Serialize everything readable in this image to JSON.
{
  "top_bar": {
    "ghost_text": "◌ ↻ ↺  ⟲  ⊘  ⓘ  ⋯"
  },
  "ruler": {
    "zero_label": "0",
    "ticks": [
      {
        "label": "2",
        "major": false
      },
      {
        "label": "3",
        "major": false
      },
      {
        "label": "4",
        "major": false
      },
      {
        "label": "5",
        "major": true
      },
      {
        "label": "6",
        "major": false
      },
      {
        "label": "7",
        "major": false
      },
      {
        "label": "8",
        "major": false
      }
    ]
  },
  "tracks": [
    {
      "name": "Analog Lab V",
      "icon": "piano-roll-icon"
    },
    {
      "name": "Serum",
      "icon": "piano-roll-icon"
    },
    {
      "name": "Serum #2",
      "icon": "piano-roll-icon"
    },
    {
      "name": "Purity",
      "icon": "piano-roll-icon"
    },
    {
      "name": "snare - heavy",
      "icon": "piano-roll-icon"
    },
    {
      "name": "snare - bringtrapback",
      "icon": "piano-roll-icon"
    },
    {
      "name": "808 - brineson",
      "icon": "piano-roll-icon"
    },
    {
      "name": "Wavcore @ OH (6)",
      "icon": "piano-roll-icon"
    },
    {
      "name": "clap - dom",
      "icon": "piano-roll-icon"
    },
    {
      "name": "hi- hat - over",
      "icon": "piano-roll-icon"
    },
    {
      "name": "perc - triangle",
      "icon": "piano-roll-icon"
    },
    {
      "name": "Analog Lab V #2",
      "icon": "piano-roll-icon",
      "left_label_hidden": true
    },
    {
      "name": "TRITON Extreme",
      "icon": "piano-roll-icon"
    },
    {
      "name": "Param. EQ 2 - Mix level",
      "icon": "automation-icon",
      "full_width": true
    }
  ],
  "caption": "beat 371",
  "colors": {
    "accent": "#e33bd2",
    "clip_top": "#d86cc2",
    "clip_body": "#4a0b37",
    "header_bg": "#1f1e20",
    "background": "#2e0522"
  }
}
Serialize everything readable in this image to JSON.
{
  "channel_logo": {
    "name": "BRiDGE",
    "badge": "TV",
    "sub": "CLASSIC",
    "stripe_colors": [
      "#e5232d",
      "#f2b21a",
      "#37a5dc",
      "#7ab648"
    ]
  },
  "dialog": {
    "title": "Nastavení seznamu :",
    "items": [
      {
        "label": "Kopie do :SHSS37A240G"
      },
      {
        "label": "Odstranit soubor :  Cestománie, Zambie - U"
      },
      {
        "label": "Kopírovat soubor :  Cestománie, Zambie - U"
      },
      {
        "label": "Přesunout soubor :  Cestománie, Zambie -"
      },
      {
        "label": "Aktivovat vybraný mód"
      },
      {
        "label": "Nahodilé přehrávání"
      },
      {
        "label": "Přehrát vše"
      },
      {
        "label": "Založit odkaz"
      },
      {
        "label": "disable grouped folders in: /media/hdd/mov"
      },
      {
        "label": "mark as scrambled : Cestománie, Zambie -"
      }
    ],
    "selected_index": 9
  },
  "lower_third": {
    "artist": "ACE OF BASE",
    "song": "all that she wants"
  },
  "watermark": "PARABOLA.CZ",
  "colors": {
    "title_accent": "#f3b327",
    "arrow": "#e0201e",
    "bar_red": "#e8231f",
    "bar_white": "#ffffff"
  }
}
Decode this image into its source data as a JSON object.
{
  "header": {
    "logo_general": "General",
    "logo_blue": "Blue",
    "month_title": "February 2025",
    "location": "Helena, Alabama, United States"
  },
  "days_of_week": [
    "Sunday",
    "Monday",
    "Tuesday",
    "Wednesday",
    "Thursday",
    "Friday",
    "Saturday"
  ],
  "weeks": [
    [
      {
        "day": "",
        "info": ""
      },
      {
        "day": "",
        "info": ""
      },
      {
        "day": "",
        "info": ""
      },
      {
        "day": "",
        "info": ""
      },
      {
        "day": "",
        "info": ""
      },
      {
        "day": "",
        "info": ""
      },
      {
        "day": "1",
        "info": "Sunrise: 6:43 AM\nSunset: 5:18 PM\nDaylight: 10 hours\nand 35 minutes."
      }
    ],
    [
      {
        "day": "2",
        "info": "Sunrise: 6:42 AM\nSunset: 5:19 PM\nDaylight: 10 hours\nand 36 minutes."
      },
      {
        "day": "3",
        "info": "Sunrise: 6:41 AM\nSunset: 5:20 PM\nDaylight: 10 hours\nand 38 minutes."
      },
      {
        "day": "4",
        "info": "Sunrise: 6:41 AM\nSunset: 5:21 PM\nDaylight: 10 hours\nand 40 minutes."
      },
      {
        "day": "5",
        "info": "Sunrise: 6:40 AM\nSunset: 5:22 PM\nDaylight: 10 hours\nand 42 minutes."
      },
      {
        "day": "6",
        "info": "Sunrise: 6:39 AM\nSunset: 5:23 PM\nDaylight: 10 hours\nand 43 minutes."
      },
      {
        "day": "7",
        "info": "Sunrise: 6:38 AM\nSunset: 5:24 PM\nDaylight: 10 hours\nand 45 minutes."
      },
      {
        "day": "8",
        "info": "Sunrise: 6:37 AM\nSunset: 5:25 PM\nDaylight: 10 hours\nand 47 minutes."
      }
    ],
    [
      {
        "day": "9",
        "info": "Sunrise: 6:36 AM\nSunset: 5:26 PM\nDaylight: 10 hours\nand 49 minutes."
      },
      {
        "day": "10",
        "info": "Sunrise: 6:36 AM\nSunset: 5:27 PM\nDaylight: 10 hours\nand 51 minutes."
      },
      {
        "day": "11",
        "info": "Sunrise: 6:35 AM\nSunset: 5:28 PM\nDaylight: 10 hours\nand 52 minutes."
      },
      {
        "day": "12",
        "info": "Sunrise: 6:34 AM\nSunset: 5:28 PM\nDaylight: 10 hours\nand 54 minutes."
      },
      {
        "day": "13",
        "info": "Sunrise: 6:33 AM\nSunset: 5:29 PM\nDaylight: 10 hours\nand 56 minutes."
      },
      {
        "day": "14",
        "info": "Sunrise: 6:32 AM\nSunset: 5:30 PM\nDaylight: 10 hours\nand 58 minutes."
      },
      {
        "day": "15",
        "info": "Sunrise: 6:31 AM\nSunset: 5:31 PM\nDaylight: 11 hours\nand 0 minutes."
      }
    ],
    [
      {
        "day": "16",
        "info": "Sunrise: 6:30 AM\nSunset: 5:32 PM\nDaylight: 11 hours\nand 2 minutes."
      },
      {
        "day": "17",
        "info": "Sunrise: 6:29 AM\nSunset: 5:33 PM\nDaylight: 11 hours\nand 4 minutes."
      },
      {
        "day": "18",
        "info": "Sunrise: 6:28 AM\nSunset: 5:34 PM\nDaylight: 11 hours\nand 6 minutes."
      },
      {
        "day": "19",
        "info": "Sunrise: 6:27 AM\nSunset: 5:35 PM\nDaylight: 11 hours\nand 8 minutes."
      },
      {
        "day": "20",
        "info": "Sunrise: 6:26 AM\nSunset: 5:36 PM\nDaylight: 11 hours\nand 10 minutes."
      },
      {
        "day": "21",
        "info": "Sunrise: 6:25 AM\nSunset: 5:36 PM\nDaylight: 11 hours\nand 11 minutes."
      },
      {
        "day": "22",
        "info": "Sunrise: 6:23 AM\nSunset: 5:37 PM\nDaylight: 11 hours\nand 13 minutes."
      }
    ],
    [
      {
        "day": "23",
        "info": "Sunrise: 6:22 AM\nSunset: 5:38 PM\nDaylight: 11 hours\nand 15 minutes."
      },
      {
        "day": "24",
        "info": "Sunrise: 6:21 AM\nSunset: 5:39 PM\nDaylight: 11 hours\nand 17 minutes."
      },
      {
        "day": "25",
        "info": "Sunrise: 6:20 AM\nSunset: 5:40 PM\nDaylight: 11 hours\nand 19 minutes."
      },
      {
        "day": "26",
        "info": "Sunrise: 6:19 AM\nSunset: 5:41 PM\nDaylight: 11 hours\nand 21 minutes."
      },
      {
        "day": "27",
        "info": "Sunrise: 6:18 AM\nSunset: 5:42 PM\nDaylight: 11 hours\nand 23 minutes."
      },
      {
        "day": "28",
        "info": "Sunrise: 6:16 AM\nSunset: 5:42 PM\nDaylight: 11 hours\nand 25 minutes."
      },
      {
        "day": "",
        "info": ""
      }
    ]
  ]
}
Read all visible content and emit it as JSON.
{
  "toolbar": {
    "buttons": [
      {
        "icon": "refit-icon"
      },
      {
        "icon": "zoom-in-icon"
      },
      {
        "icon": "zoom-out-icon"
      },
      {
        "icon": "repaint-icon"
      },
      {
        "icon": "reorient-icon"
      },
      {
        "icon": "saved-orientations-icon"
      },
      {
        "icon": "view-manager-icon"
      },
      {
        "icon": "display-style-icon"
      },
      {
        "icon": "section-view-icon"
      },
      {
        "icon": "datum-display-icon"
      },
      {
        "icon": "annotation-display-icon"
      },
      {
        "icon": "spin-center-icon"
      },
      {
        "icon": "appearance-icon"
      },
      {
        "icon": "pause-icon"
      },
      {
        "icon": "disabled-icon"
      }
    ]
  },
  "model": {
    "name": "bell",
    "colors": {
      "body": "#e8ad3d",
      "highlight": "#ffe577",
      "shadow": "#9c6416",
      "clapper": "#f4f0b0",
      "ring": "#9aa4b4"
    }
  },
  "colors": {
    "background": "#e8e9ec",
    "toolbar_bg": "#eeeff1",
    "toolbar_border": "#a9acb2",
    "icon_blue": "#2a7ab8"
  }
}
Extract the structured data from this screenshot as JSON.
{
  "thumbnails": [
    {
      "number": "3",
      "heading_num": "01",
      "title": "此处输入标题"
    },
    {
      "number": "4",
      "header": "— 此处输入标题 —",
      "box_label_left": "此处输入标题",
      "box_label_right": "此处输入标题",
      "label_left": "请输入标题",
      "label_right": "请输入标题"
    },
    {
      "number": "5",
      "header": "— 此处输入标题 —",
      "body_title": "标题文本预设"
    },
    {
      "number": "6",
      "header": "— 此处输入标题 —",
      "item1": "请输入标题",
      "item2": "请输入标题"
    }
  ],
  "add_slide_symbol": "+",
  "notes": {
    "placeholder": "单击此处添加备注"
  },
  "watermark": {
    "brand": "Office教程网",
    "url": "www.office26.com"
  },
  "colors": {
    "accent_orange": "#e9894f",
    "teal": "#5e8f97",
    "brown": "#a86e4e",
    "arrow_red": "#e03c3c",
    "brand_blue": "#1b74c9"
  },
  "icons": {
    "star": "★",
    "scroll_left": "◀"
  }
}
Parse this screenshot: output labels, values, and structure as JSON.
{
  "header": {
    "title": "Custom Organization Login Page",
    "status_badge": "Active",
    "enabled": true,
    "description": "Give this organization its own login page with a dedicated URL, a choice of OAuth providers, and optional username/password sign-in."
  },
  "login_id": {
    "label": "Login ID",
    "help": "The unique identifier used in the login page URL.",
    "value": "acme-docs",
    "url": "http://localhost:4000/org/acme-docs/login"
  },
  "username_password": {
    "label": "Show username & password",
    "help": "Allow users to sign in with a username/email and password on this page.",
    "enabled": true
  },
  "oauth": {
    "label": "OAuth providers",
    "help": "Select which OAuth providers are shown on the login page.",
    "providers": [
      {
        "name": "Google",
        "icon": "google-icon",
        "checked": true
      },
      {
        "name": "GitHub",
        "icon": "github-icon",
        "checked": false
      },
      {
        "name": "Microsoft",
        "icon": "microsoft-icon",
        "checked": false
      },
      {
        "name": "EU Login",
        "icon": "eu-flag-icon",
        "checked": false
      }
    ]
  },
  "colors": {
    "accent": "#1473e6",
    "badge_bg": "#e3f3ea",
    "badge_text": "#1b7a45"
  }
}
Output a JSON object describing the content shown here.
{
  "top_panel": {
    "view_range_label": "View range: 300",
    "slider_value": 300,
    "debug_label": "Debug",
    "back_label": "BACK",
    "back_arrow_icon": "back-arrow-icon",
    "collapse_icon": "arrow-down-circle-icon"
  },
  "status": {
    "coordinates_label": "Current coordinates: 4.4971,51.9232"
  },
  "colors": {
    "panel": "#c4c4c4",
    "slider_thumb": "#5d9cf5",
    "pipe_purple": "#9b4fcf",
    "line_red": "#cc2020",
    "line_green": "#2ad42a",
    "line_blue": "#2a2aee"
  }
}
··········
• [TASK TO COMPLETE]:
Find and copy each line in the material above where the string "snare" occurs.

• [YOUR RESPONSE]:
      "name": "snare - heavy",
      "name": "snare - bringtrapback",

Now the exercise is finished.